- But then, once we offer in righteousness, our offering will be pleasing to the Lord.
Early Christians were quick to recognize this passage as a prophecy of the messenger who went before the coming of the Messiah. This reminded them of the mission of John the Baptist. John’s mission was to prepare the way for the Messiah by getting people to reflect and repent. To prepare their hearts for the coming Messiah.
And, just in case you’re wondering, Jesus did indeed turn up the heat. If you’re in doubt, read he Sermon on the Mount (Matthew 5-7, especially 5:17-37.)
FOOD FOR THOUGHT
I can hear my father telling me “Actions speak louder than words”. God is not interested in our offerings, sacrifices, or worship, unless our beliefs shine forth in righteous living. How might we be falling short of God’s expectations?
The apostle Paul was in a Roman prison, writing this letter to the church in Philippi. Prison life in Roman times was no picnic. In fact, they didn’t feed or care for the prisoners; that was the responsibility of friends and family. Churches like the one in Philippi were his lifeline. You can tell from the tone of his message that they must have reached out to support him in this time of need. The joy and love that is in this letter is remarkable, considering the agony that Paul must have been subjected to .
- Paul starts out the letter with thankfulness, joy and prayer. In spite of the fact that he is in prison, he’s happy to hear that they are sharing the gospel! (vv. 3-5)
- He’s confident that their work will be “brought to completion” by the time of Jesus’ return. The “one who began a good work among you” is the Holy Spirit, of course. (v. 6)
- Verses 7 & 8 are remarkable in that there is this intense love between Paul and this church—so much so that the prison bars almost seem to melt away!
- Paul’s prayer for this church is that their love will flow and increase even more, that they will learn what the best path is for them to follow, and that they live in righteousness. (vv. 9-11)
The Advent message for us lays in verses 5 and 6. We should be working hard to share the gospel message with those around us, as we wait for Jesus’ return.
Today’s passage is our introduction to John the Baptist’s ministry. We will study this in detail next week.
- The passage starts with a list of political and religious leaders. It is written this way because at the time, they did not have calendars like we do, to mark the date of an event. By stating it this way, Luke was able to pinpoint the beginning of John’s ministry. (vv. 1-2)

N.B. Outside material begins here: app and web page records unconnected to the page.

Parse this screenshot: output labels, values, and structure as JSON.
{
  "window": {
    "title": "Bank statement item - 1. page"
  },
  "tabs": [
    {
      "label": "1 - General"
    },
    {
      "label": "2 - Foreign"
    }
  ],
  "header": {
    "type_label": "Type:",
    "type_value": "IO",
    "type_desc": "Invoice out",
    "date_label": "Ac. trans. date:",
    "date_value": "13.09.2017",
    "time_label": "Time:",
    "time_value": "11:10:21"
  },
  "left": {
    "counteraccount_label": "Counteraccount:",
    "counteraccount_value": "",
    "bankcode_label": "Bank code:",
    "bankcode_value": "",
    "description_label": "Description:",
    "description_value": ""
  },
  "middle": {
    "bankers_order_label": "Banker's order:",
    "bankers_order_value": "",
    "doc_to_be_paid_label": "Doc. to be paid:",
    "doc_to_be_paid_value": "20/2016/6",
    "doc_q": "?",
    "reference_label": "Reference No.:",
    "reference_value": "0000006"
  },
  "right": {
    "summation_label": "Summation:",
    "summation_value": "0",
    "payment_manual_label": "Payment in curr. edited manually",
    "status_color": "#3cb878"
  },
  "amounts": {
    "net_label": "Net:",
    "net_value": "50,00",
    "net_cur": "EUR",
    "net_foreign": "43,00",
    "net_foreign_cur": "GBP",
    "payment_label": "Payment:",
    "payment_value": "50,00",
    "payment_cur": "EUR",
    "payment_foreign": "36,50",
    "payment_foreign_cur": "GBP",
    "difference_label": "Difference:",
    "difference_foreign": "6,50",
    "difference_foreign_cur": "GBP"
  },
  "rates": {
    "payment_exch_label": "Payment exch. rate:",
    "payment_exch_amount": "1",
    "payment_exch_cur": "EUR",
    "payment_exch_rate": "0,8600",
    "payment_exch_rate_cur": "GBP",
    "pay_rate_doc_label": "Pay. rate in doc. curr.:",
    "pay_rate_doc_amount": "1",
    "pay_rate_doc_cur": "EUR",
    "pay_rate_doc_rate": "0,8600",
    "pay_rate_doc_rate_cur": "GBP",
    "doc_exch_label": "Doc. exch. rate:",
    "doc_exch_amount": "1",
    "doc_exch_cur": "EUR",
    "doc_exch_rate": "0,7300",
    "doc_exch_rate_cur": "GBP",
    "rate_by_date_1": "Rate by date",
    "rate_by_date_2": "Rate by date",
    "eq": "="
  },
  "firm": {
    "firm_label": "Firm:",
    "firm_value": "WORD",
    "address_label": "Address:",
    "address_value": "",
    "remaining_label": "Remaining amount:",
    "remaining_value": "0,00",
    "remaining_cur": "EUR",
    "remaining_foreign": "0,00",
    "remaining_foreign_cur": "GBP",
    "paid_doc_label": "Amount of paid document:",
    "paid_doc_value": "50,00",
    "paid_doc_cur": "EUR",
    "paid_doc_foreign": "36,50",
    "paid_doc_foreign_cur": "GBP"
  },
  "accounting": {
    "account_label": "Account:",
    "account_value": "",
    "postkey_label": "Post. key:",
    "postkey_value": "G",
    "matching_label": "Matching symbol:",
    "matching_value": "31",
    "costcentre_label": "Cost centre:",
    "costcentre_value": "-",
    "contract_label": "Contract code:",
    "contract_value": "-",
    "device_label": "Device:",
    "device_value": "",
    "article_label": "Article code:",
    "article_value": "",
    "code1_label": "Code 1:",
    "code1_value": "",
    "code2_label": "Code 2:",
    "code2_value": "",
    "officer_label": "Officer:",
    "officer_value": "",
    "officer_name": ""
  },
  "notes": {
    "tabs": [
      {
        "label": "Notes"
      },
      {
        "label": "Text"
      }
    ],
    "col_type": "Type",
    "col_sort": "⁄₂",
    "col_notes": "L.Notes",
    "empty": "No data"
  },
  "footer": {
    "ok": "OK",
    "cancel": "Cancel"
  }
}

- John’s work was not done in the big cities, but out in the boondocks—“the wilderness” along the Jordan river valley north of Jerusalem. He preached repentance for one’s sins, and offered “a baptism” as a sign of repentance and forgiveness. (v. 3)

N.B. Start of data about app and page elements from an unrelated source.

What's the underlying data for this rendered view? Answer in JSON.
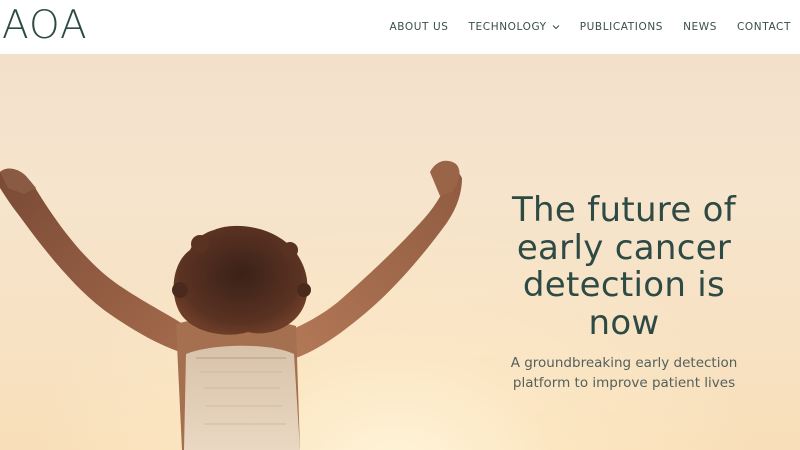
{
  "header": {
    "logo": "AOA",
    "nav": [
      {
        "label": "ABOUT US"
      },
      {
        "label": "TECHNOLOGY",
        "has_dropdown": true
      },
      {
        "label": "PUBLICATIONS"
      },
      {
        "label": "NEWS"
      },
      {
        "label": "CONTACT"
      }
    ]
  },
  "hero": {
    "title": "The future of early cancer detection is now",
    "subtitle": "A groundbreaking early detection platform to improve patient lives"
  },
  "colors": {
    "brand_text": "#2e4a45",
    "nav_text": "#3a4e4a",
    "hero_sky": "#f6e4cc"
  },
  "icons": {
    "dropdown": "chevron-down-icon"
  }
}
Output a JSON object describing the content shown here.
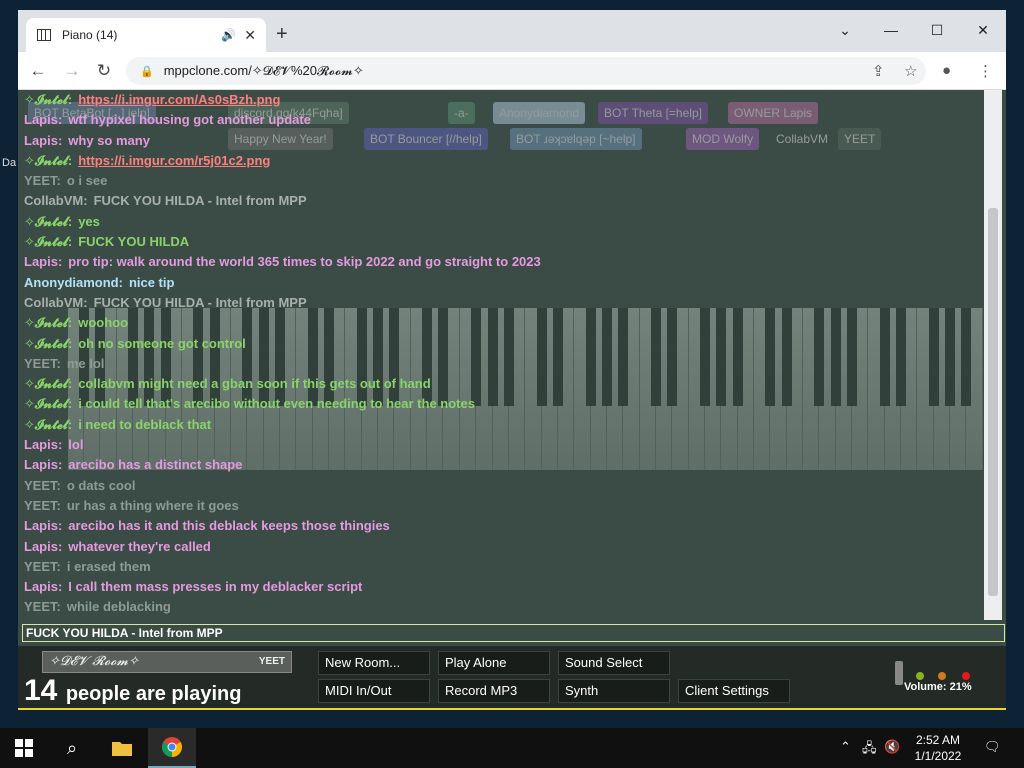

- Luke now quotes Isaiah 40:3-5, to show that John’s ministry was part of God’s plan to prepare the people of God for His coming Messiah. (vv. 4-6)
It is interesting that the bible doesn’t mention baptism until these verses in the New Testament. Isaiah 1 speaks of the sinfulness of God’s people, and the need to repent. Verse 16 instructs the repentant ones to wash themselves clean of their sinfulness.

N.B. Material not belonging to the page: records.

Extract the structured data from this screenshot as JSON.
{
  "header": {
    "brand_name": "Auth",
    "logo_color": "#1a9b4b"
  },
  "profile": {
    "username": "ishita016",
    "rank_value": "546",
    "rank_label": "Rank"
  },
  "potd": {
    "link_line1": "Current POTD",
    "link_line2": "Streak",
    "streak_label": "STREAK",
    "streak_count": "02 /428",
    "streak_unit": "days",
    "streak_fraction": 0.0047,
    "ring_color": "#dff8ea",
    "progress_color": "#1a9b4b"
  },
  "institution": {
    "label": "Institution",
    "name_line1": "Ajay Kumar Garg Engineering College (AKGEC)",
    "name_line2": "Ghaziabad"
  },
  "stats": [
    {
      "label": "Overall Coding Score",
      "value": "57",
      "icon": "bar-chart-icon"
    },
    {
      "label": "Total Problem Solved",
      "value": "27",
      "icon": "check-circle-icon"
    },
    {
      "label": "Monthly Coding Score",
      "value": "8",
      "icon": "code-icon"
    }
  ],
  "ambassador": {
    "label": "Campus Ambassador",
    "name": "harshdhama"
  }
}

John calls to each one of us today. He calls us to examine our lives, “come clean”, and be honest with ourselves. We should identify the many ways we have fallen short of God’s expectations. He calls us to repent & begin again, knowing that we are loved and forgiven. This is how we prepare for Jesus’ to enter our hearts on Christmas.
FOOD FOR THOUGHT
How do we prepare for his coming?
- By making sure that our righteous actions match the piety we profess. (Malachi 3:1-4)
- By sharing the Good News with others, while we wait. (Philippians 1:3-11)
- By reflecting on our sinful nature, repenting, and starting anew. (Luke 31-6)
Looks like we all have a lot of work to do this Advent season!